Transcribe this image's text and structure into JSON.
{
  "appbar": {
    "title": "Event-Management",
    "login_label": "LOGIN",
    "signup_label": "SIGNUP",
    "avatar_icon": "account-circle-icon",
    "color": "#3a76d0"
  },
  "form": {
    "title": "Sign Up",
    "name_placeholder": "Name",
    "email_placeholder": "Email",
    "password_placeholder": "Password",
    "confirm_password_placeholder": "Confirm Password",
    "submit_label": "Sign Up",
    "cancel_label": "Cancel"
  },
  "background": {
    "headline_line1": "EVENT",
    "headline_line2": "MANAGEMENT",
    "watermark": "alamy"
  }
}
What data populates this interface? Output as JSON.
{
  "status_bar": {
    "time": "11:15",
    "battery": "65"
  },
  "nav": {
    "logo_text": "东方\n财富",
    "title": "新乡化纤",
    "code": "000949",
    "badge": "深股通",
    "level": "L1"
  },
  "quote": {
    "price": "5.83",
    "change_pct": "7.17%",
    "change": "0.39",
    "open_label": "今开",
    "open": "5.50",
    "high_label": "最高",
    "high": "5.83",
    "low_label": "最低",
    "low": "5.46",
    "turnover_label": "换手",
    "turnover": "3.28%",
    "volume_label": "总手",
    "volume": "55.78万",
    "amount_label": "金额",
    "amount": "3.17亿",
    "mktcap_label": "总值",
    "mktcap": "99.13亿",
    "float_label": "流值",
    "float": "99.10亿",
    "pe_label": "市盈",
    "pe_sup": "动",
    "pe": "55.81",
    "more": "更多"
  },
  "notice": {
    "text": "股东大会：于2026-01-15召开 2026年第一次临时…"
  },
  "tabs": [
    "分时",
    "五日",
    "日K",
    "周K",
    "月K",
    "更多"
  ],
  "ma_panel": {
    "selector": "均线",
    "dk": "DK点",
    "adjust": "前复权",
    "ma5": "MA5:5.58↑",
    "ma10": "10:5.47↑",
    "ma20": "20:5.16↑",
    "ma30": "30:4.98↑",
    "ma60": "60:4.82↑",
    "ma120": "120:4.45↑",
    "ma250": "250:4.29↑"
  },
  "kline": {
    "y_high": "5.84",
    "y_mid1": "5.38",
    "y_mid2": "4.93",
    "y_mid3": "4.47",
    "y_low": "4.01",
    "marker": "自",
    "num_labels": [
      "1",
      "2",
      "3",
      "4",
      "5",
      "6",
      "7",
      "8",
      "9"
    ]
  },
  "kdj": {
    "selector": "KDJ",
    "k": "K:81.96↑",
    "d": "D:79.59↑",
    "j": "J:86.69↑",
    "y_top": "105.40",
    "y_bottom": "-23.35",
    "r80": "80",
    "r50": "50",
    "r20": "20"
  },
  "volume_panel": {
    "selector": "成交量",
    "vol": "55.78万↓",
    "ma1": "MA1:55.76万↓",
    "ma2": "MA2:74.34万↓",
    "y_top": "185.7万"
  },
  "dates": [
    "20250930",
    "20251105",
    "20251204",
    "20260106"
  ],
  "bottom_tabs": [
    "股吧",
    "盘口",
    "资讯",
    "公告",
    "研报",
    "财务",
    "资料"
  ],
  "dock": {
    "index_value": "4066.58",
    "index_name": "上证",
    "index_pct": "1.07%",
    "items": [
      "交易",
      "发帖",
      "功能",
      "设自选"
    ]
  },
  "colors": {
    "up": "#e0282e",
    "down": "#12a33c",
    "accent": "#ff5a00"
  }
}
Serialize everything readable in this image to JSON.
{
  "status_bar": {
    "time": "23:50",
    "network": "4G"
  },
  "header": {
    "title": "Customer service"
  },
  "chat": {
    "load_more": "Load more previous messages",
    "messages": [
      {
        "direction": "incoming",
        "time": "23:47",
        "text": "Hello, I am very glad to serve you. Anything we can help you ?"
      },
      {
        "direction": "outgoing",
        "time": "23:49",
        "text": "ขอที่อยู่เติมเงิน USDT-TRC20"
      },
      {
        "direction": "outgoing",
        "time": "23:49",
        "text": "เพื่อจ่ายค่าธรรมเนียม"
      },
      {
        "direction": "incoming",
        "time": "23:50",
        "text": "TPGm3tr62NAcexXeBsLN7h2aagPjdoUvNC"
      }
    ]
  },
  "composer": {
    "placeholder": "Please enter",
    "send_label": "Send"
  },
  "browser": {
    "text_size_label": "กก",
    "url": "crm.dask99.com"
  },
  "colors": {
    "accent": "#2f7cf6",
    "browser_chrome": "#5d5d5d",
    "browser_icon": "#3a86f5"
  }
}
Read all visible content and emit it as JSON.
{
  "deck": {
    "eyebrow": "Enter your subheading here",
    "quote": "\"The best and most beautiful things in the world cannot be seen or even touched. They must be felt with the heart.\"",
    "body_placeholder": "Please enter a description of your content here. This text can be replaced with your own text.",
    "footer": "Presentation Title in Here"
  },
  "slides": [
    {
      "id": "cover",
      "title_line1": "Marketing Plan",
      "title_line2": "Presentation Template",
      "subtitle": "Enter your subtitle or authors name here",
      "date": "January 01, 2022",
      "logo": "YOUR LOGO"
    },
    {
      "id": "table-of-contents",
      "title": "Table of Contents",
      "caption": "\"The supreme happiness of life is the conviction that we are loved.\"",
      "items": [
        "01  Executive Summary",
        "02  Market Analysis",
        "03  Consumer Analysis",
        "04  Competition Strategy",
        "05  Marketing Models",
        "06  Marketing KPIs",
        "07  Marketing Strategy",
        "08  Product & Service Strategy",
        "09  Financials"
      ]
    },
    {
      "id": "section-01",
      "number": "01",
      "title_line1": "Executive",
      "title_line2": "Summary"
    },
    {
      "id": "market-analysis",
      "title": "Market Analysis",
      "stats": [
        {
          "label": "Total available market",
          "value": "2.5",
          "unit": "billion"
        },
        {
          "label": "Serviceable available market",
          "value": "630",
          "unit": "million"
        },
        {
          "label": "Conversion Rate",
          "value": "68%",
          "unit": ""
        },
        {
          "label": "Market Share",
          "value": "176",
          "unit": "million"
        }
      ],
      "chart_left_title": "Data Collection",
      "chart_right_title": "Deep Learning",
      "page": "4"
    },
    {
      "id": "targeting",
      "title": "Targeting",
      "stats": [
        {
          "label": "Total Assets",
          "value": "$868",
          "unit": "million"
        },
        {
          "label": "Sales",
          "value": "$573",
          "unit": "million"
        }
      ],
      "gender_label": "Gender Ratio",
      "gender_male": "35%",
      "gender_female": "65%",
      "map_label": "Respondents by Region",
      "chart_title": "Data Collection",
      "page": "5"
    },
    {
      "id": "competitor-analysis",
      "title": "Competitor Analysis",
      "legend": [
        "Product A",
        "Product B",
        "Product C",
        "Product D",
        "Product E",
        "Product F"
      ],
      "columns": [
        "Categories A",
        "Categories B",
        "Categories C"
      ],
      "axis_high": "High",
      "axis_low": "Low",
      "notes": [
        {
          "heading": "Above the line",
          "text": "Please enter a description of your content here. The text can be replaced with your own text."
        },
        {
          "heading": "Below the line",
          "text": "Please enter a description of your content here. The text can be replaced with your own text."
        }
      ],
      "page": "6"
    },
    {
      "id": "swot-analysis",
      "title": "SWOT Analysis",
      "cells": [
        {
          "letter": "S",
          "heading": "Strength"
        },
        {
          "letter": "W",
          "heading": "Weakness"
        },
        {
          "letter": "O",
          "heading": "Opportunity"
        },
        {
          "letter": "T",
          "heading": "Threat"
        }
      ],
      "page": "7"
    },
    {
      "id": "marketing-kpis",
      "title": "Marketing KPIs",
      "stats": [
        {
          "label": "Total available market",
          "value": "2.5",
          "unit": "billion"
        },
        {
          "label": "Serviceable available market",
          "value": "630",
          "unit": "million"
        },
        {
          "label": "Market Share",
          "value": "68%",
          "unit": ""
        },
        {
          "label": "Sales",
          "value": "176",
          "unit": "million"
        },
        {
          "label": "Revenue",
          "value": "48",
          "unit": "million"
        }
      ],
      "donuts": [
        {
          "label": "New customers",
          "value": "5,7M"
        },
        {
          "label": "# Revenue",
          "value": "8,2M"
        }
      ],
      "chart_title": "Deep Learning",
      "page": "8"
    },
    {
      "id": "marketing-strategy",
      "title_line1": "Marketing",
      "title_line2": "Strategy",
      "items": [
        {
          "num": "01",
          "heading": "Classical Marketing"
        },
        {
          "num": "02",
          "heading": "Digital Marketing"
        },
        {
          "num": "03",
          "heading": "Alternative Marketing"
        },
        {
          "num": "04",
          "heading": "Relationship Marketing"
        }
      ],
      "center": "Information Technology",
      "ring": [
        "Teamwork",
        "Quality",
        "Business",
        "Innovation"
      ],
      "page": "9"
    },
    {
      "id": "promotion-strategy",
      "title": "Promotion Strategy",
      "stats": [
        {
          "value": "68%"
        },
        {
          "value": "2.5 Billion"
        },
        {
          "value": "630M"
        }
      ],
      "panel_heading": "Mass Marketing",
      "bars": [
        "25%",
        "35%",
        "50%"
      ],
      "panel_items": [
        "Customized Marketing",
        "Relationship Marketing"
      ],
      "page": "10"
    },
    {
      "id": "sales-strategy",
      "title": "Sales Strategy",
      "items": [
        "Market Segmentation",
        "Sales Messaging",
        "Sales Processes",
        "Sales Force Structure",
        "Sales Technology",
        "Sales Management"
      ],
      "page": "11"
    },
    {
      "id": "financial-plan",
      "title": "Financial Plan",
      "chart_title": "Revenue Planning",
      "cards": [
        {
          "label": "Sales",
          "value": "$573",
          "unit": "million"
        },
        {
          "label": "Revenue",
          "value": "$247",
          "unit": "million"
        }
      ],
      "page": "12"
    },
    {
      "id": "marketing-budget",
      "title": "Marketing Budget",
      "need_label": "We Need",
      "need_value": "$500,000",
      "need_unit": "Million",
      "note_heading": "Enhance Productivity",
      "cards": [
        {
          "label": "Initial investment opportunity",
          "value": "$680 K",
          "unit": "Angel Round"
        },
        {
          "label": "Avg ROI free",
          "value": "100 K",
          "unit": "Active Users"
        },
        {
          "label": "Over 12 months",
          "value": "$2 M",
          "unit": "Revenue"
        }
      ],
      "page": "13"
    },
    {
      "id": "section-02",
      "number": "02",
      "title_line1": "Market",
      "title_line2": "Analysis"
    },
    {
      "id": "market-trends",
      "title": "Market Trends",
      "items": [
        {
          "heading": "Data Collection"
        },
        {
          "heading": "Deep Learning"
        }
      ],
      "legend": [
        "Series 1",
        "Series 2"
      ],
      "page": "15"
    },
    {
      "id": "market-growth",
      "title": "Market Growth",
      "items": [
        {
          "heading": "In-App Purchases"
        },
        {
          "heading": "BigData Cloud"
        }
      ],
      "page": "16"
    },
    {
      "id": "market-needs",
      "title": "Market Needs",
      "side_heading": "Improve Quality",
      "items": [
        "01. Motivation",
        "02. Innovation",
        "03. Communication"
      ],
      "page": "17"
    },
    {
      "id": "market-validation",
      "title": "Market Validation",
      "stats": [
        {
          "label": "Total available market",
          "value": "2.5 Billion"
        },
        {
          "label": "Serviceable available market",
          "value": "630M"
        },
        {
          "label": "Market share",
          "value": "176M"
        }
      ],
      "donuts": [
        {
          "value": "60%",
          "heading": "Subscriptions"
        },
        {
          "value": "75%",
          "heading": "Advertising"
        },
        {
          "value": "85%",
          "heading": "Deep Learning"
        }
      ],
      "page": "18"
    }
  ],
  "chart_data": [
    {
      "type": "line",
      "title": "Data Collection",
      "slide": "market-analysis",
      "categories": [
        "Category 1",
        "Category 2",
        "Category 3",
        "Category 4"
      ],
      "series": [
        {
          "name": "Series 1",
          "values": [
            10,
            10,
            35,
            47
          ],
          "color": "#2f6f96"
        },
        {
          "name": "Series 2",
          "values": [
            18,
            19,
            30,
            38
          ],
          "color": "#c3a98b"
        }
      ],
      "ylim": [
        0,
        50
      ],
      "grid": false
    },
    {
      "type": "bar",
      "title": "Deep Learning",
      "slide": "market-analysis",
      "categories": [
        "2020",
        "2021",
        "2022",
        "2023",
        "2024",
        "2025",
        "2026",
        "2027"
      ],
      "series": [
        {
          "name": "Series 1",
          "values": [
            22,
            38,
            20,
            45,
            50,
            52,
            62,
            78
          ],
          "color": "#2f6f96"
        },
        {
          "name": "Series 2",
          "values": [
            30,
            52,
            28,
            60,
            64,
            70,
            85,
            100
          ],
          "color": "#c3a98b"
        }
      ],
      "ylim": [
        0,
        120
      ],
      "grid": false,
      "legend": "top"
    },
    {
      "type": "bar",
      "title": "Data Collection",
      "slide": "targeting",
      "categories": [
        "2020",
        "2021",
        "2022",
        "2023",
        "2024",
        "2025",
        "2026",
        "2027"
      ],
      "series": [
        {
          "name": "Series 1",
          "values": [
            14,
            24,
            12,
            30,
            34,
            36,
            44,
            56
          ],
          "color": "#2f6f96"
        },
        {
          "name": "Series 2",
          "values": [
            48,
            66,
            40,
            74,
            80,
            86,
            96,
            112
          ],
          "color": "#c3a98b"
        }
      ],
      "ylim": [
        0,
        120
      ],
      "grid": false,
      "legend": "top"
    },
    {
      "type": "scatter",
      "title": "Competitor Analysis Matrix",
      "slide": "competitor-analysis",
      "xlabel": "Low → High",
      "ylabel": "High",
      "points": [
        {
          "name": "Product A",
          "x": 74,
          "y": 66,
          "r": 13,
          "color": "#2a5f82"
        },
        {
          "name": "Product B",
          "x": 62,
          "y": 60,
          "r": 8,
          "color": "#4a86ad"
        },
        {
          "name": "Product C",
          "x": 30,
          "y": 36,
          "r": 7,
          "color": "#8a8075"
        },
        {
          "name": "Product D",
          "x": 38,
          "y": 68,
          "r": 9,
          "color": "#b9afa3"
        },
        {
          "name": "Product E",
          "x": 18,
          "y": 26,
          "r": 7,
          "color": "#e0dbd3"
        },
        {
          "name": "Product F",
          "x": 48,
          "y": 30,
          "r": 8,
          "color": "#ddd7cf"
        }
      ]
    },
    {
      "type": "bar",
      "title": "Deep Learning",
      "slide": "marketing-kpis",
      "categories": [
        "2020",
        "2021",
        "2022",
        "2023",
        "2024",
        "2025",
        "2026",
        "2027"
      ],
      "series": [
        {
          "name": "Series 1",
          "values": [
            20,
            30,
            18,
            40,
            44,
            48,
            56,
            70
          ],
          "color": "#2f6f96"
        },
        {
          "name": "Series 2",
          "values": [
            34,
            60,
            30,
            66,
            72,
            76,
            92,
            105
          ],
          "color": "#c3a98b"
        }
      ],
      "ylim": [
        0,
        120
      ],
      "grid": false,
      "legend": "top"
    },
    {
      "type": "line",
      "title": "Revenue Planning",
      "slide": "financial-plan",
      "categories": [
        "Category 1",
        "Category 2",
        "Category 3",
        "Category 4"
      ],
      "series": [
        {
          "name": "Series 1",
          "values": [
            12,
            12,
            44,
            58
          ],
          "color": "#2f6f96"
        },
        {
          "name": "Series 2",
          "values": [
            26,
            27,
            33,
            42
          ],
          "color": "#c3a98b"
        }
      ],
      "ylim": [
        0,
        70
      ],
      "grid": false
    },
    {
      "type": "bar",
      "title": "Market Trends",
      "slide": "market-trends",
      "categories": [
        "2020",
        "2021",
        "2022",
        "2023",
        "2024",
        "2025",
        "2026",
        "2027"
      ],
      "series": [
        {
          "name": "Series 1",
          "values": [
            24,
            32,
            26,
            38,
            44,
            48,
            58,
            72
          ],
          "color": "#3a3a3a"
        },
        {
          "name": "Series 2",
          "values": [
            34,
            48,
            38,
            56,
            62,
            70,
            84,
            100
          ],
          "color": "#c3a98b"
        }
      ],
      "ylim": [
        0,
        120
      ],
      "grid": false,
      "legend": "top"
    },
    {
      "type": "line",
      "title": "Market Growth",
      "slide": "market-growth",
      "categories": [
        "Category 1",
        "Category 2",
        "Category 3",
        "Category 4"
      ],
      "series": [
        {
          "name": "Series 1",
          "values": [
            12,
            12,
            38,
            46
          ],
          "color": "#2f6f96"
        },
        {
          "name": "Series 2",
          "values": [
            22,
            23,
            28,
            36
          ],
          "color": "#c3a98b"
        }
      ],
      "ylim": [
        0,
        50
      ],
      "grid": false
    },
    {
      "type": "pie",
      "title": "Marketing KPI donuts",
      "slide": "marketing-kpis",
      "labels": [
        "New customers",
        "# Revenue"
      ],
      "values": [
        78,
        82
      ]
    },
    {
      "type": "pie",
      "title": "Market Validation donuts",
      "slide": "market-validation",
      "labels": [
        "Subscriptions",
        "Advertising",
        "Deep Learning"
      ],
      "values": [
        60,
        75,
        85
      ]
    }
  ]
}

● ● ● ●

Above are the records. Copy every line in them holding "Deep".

**TASK RESPONSE:**
      "chart_right_title": "Deep Learning",
      "chart_title": "Deep Learning",
          "heading": "Deep Learning"
          "heading": "Deep Learning"
      "title": "Deep Learning",
      "title": "Deep Learning",
        "Deep Learning"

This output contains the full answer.